[Data records for software interfaces]
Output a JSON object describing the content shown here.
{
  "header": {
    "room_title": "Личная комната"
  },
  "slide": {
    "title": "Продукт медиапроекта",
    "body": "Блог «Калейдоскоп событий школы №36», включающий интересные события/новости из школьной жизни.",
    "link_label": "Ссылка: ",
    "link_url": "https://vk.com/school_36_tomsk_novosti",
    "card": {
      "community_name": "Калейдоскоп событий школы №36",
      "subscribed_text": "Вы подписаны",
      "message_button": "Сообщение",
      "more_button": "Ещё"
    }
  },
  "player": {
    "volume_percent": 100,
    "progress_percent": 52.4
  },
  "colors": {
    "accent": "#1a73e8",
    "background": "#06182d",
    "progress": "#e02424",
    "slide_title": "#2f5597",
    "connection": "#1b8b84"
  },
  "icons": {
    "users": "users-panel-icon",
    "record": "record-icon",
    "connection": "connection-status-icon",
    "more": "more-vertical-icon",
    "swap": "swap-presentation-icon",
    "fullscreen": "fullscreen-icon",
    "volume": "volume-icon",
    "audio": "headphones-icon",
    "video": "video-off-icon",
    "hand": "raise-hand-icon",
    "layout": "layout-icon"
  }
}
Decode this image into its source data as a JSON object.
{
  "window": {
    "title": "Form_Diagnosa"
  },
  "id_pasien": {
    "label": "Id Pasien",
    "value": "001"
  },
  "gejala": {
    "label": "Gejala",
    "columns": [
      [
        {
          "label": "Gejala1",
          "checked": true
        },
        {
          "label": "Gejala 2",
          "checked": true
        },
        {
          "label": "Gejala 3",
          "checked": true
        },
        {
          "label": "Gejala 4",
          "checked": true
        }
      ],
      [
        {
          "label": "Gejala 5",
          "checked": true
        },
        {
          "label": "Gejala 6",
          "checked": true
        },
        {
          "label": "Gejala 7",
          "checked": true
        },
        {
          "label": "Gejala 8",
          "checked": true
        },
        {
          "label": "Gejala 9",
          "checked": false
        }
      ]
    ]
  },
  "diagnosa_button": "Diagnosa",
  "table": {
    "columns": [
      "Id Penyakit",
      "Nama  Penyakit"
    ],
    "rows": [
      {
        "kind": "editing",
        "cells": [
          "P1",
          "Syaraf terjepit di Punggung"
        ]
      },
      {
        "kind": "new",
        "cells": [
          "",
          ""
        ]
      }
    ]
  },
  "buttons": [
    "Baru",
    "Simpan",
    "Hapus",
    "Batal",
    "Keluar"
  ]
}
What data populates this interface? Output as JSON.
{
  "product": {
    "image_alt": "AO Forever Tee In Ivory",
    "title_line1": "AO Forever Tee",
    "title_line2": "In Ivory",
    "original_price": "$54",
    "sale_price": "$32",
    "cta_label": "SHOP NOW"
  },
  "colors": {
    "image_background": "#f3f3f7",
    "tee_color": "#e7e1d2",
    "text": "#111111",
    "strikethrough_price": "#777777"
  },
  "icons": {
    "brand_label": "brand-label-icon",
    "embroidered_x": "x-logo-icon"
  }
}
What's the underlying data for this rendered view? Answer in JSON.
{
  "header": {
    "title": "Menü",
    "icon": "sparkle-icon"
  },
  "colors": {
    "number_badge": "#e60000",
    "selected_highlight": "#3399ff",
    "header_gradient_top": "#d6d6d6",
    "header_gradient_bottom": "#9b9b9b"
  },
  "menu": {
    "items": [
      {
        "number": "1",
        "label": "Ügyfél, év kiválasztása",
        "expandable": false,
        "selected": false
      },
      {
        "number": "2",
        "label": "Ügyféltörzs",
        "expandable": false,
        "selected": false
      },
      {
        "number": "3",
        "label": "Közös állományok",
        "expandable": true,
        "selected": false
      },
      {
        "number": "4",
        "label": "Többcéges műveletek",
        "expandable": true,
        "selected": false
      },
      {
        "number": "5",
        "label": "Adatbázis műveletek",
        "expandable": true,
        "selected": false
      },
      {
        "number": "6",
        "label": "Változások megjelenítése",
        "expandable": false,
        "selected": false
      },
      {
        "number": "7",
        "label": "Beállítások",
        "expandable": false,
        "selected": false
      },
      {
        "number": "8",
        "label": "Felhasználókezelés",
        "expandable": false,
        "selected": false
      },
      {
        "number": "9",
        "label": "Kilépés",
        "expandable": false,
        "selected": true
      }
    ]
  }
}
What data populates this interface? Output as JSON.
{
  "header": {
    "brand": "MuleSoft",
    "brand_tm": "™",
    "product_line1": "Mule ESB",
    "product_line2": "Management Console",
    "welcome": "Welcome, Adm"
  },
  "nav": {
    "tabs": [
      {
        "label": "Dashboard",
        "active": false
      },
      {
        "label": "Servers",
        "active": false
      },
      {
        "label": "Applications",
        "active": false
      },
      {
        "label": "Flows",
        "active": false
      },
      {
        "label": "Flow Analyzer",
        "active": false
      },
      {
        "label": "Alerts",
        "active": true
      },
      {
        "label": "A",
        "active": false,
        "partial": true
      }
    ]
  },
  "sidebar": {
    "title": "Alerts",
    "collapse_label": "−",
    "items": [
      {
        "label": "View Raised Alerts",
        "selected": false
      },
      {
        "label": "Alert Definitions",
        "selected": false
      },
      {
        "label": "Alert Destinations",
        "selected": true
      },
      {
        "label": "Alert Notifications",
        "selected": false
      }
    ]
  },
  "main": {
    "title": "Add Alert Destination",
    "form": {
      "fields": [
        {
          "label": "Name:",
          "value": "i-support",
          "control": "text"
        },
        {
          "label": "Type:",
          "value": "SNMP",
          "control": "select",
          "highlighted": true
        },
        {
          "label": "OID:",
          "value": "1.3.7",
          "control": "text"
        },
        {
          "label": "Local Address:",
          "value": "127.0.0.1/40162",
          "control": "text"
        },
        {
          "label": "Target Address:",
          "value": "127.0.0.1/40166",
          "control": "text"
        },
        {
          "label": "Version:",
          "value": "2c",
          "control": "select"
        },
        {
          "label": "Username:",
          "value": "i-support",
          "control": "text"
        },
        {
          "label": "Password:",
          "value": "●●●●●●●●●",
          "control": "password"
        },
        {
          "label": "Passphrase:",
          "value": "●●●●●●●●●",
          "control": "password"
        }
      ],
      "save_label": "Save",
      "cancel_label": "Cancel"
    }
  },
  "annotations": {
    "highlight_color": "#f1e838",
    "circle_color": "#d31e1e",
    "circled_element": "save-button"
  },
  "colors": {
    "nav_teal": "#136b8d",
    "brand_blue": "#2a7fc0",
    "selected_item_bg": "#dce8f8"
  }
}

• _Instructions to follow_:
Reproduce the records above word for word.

• _Solution_:
Output a JSON object describing the content shown here.
{
  "header": {
    "room_title": "Личная комната"
  },
  "slide": {
    "title": "Продукт медиапроекта",
    "body": "Блог «Калейдоскоп событий школы №36», включающий интересные события/новости из школьной жизни.",
    "link_label": "Ссылка: ",
    "link_url": "https://vk.com/school_36_tomsk_novosti",
    "card": {
      "community_name": "Калейдоскоп событий школы №36",
      "subscribed_text": "Вы подписаны",
      "message_button": "Сообщение",
      "more_button": "Ещё"
    }
  },
  "player": {
    "volume_percent": 100,
    "progress_percent": 52.4
  },
  "colors": {
    "accent": "#1a73e8",
    "background": "#06182d",
    "progress": "#e02424",
    "slide_title": "#2f5597",
    "connection": "#1b8b84"
  },
  "icons": {
    "users": "users-panel-icon",
    "record": "record-icon",
    "connection": "connection-status-icon",
    "more": "more-vertical-icon",
    "swap": "swap-presentation-icon",
    "fullscreen": "fullscreen-icon",
    "volume": "volume-icon",
    "audio": "headphones-icon",
    "video": "video-off-icon",
    "hand": "raise-hand-icon",
    "layout": "layout-icon"
  }
}
Decode this image into its source data as a JSON object.
{
  "window": {
    "title": "Form_Diagnosa"
  },
  "id_pasien": {
    "label": "Id Pasien",
    "value": "001"
  },
  "gejala": {
    "label": "Gejala",
    "columns": [
      [
        {
          "label": "Gejala1",
          "checked": true
        },
        {
          "label": "Gejala 2",
          "checked": true
        },
        {
          "label": "Gejala 3",
          "checked": true
        },
        {
          "label": "Gejala 4",
          "checked": true
        }
      ],
      [
        {
          "label": "Gejala 5",
          "checked": true
        },
        {
          "label": "Gejala 6",
          "checked": true
        },
        {
          "label": "Gejala 7",
          "checked": true
        },
        {
          "label": "Gejala 8",
          "checked": true
        },
        {
          "label": "Gejala 9",
          "checked": false
        }
      ]
    ]
  },
  "diagnosa_button": "Diagnosa",
  "table": {
    "columns": [
      "Id Penyakit",
      "Nama  Penyakit"
    ],
    "rows": [
      {
        "kind": "editing",
        "cells": [
          "P1",
          "Syaraf terjepit di Punggung"
        ]
      },
      {
        "kind": "new",
        "cells": [
          "",
          ""
        ]
      }
    ]
  },
  "buttons": [
    "Baru",
    "Simpan",
    "Hapus",
    "Batal",
    "Keluar"
  ]
}
What data populates this interface? Output as JSON.
{
  "product": {
    "image_alt": "AO Forever Tee In Ivory",
    "title_line1": "AO Forever Tee",
    "title_line2": "In Ivory",
    "original_price": "$54",
    "sale_price": "$32",
    "cta_label": "SHOP NOW"
  },
  "colors": {
    "image_background": "#f3f3f7",
    "tee_color": "#e7e1d2",
    "text": "#111111",
    "strikethrough_price": "#777777"
  },
  "icons": {
    "brand_label": "brand-label-icon",
    "embroidered_x": "x-logo-icon"
  }
}
What's the underlying data for this rendered view? Answer in JSON.
{
  "header": {
    "title": "Menü",
    "icon": "sparkle-icon"
  },
  "colors": {
    "number_badge": "#e60000",
    "selected_highlight": "#3399ff",
    "header_gradient_top": "#d6d6d6",
    "header_gradient_bottom": "#9b9b9b"
  },
  "menu": {
    "items": [
      {
        "number": "1",
        "label": "Ügyfél, év kiválasztása",
        "expandable": false,
        "selected": false
      },
      {
        "number": "2",
        "label": "Ügyféltörzs",
        "expandable": false,
        "selected": false
      },
      {
        "number": "3",
        "label": "Közös állományok",
        "expandable": true,
        "selected": false
      },
      {
        "number": "4",
        "label": "Többcéges műveletek",
        "expandable": true,
        "selected": false
      },
      {
        "number": "5",
        "label": "Adatbázis műveletek",
        "expandable": true,
        "selected": false
      },
      {
        "number": "6",
        "label": "Változások megjelenítése",
        "expandable": false,
        "selected": false
      },
      {
        "number": "7",
        "label": "Beállítások",
        "expandable": false,
        "selected": false
      },
      {
        "number": "8",
        "label": "Felhasználókezelés",
        "expandable": false,
        "selected": false
      },
      {
        "number": "9",
        "label": "Kilépés",
        "expandable": false,
        "selected": true
      }
    ]
  }
}
What data populates this interface? Output as JSON.
{
  "header": {
    "brand": "MuleSoft",
    "brand_tm": "™",
    "product_line1": "Mule ESB",
    "product_line2": "Management Console",
    "welcome": "Welcome, Adm"
  },
  "nav": {
    "tabs": [
      {
        "label": "Dashboard",
        "active": false
      },
      {
        "label": "Servers",
        "active": false
      },
      {
        "label": "Applications",
        "active": false
      },
      {
        "label": "Flows",
        "active": false
      },
      {
        "label": "Flow Analyzer",
        "active": false
      },
      {
        "label": "Alerts",
        "active": true
      },
      {
        "label": "A",
        "active": false,
        "partial": true
      }
    ]
  },
  "sidebar": {
    "title": "Alerts",
    "collapse_label": "−",
    "items": [
      {
        "label": "View Raised Alerts",
        "selected": false
      },
      {
        "label": "Alert Definitions",
        "selected": false
      },
      {
        "label": "Alert Destinations",
        "selected": true
      },
      {
        "label": "Alert Notifications",
        "selected": false
      }
    ]
  },
  "main": {
    "title": "Add Alert Destination",
    "form": {
      "fields": [
        {
          "label": "Name:",
          "value": "i-support",
          "control": "text"
        },
        {
          "label": "Type:",
          "value": "SNMP",
          "control": "select",
          "highlighted": true
        },
        {
          "label": "OID:",
          "value": "1.3.7",
          "control": "text"
        },
        {
          "label": "Local Address:",
          "value": "127.0.0.1/40162",
          "control": "text"
        },
        {
          "label": "Target Address:",
          "value": "127.0.0.1/40166",
          "control": "text"
        },
        {
          "label": "Version:",
          "value": "2c",
          "control": "select"
        },
        {
          "label": "Username:",
          "value": "i-support",
          "control": "text"
        },
        {
          "label": "Password:",
          "value": "●●●●●●●●●",
          "control": "password"
        },
        {
          "label": "Passphrase:",
          "value": "●●●●●●●●●",
          "control": "password"
        }
      ],
      "save_label": "Save",
      "cancel_label": "Cancel"
    }
  },
  "annotations": {
    "highlight_color": "#f1e838",
    "circle_color": "#d31e1e",
    "circled_element": "save-button"
  },
  "colors": {
    "nav_teal": "#136b8d",
    "brand_blue": "#2a7fc0",
    "selected_item_bg": "#dce8f8"
  }
}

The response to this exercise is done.